### Materials provided:
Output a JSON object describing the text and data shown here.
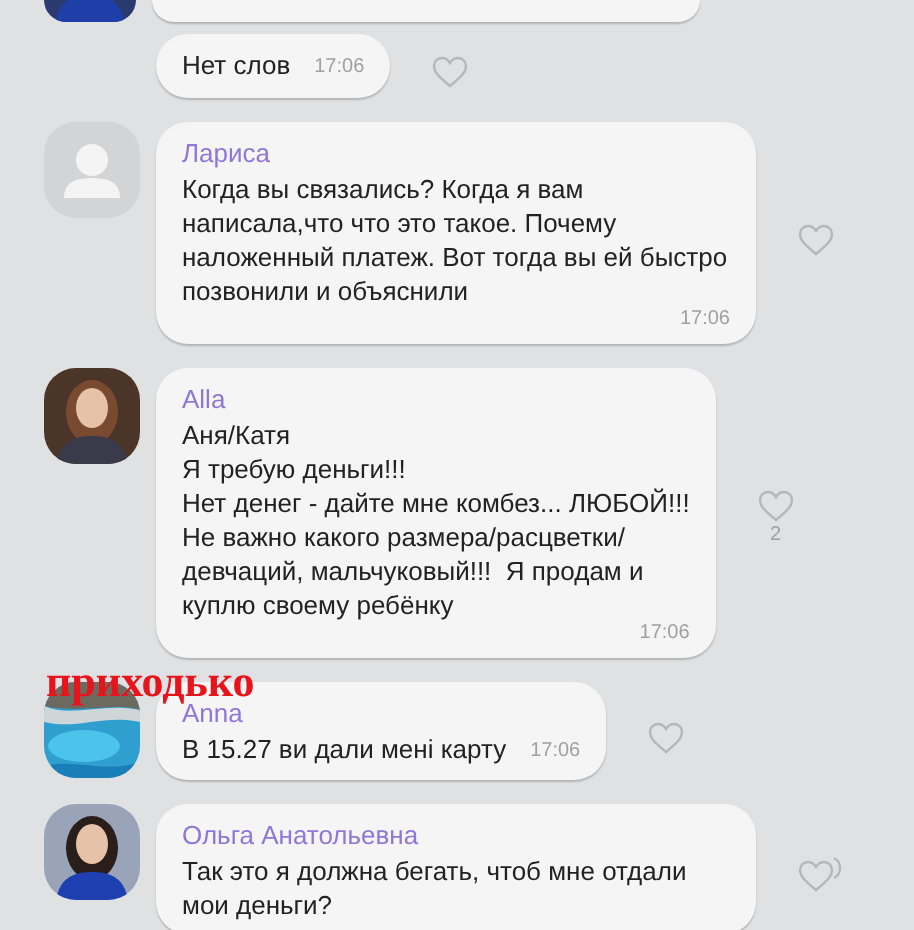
{
  "messages": [
    {
      "kind": "cut"
    },
    {
      "kind": "continuation",
      "text": "Нет слов",
      "time": "17:06"
    },
    {
      "kind": "block",
      "avatar": {
        "kind": "default"
      },
      "name": "Лариса",
      "text": "Когда вы связались? Когда я вам написала,что что это такое. Почему наложенный платеж. Вот тогда вы ей быстро позвонили и объяснили",
      "time": "17:06"
    },
    {
      "kind": "block",
      "name": "Alla",
      "text": "Аня/Катя\nЯ требую деньги!!!\nНет денег - дайте мне комбез... ЛЮБОЙ!!!\nНе важно какого размера/расцветки/\nдевчаций, мальчуковый!!!  Я продам и\nкуплю своему ребёнку",
      "time": "17:06",
      "likes": "2"
    },
    {
      "kind": "inline",
      "name": "Anna",
      "text": "В 15.27 ви дали мені карту",
      "time": "17:06",
      "annotation": "приходько"
    },
    {
      "kind": "block",
      "name": "Ольга Анатольевна",
      "text": "Так это я должна бегать, чтоб мне отдали мои деньги?",
      "side_mark": true
    }
  ]
}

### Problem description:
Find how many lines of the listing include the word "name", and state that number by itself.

### Reply:
4